The selected films explore the relation between magical thinking and cinema, reflecting a potential to generate collective and individual emancipation. Against all odds indeed.
There is so much to recommend here, from the International Features' Competition (do not miss Selma Doborac’s chilling De facto or Melisa Liebenthal’s playful The Face of the Jellyfish) to the Romanian Experimental Films Retrospective, but the absolute highlight must be Pedro Costa’s attendance to discuss his films and hold a masterclass.
The Portuguese director has been making non-compromising, austere, challenging films about the dispossessed and marginalised, often of immigrant origin, and living in Lisbon’s slums. I remember exactly how transfixed I was watching Vitalina Varela (2019), visually exquisite, painterly, slow and dream-like, making the sorrows of the eponymous Cap Verdean widow discovering her late husband’s life in Lisbon achingly beautiful to watch. Truly unlike anything I have seen.
To stay within the realm of dreams and experiments, Sebastian Mihăilescu’s Mammalia also hit the screens last week. One of the most awaited releases of the year, this is the young director's second feature in just two years. His debut Pentru mine tu ești Ceaușescu/ You Are Ceauşescu to Me was an ingenious mix of fiction and documentary that stood out, and now he has also made his fiction debut, again hard to pin down, and again impossible to ignore.
It is hard to describe Mammalia without making it sound even more eccentric than it already is, but here goes: When anxiety-ridden, overworked Camil finds out his girlfriend has joined a female community performing mystical, ancient rituals, he follows her to the woods surrounding a lake, and this turns out to be quite the trip, to put it mildly. What we see is also that, a sort of horror-y, surreal tale of masculinity (in crisis) in which gender roles are turned upside down.

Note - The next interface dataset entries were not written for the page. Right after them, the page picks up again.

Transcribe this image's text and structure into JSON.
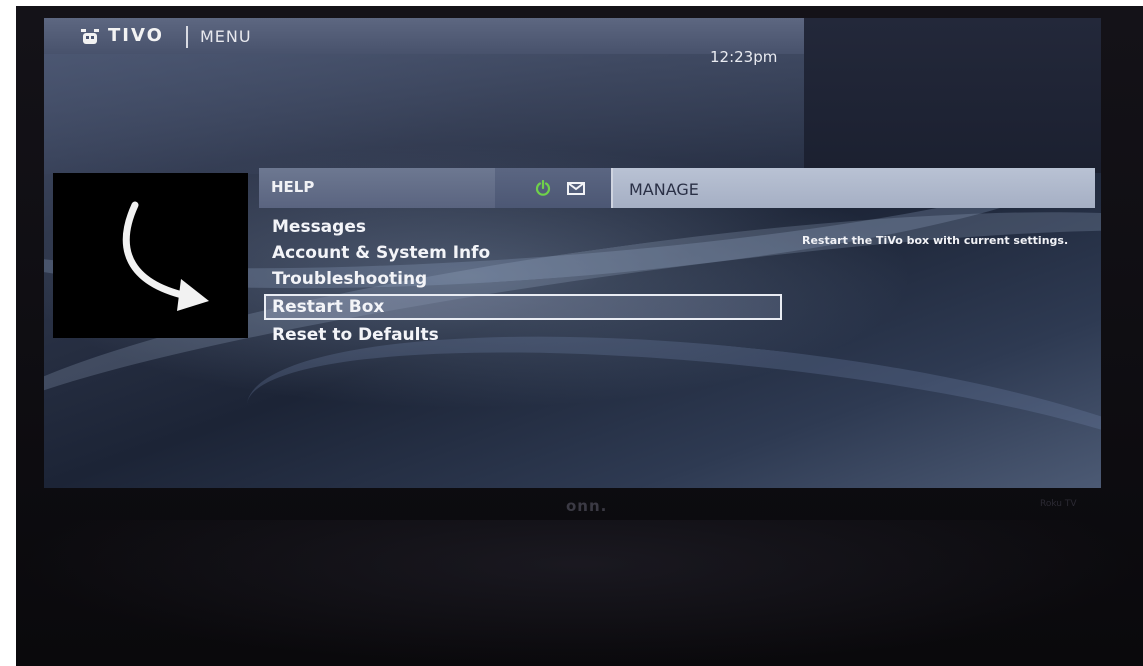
{
  "header": {
    "logo_text": "TIVO",
    "menu_label": "MENU",
    "clock": "12:23pm"
  },
  "tabs": {
    "help_label": "HELP",
    "manage_label": "MANAGE",
    "icons": [
      "power-icon",
      "mail-icon"
    ]
  },
  "menu": {
    "items": [
      {
        "label": "Messages"
      },
      {
        "label": "Account & System Info"
      },
      {
        "label": "Troubleshooting"
      },
      {
        "label": "Restart Box",
        "selected": true
      },
      {
        "label": "Reset to Defaults"
      }
    ]
  },
  "description": "Restart the TiVo box with current settings.",
  "tv": {
    "brand": "onn.",
    "brand_right": "Roku TV"
  },
  "colors": {
    "power_icon": "#6fd14a",
    "selection_border": "#e9ecf3"
  }
}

Camil’s self-worth seems to have had better days, he seems to struggle with literal and figural impotence, so when he crashes the community performing rites that look very much fertility-related, you can only imagine the drama. More often though, you do not have to put much work in imagining because Mammalia will just show it to you, like Camil’s penis in a close-up, or the women worshipping his crotch.
Yep, Mammalia is neither as subtle or subversive as it might think it is, and the ending could not be more in-your-face, a logical continuation of having said crotch in our face, but I have to admit it does have such a rebellious joy in doing so. This is assured, I-do-not-care-what-you-might-think-I-am-having-fun-with-this filmmaking, and often infectious, despite all the pretension. You can find a lot of joy among the head-scratching, especially in the grainy, eery beauty of the images, the precise framing, the perfectly conjured atmosphere of mystery and imminent dread. Mammalia looks and sounds distinctively different, that is for sure.
The deadpan humour is another feat: I laughed out loud when Camil suffers at the office, more specifically at the indignity of managing a film production (always an absurd thing), and I laughed even louder when I spotted a portrait of real-life Romanian producer Claudiu Mitcu on a wall.
Subtle this may not be, but boy, what a cheeky jab at the local industry (Mitcu is definitely in on the joke, having produced Ceaușescu). Mihăilescu is one to watch out for, and I do hope his next film is a downright comedy, it could be a hoot.
By Ioana Moldovan, film columnist: email@example.com
(Picture info & credit: still from Mammalia, courtesy of TIFF)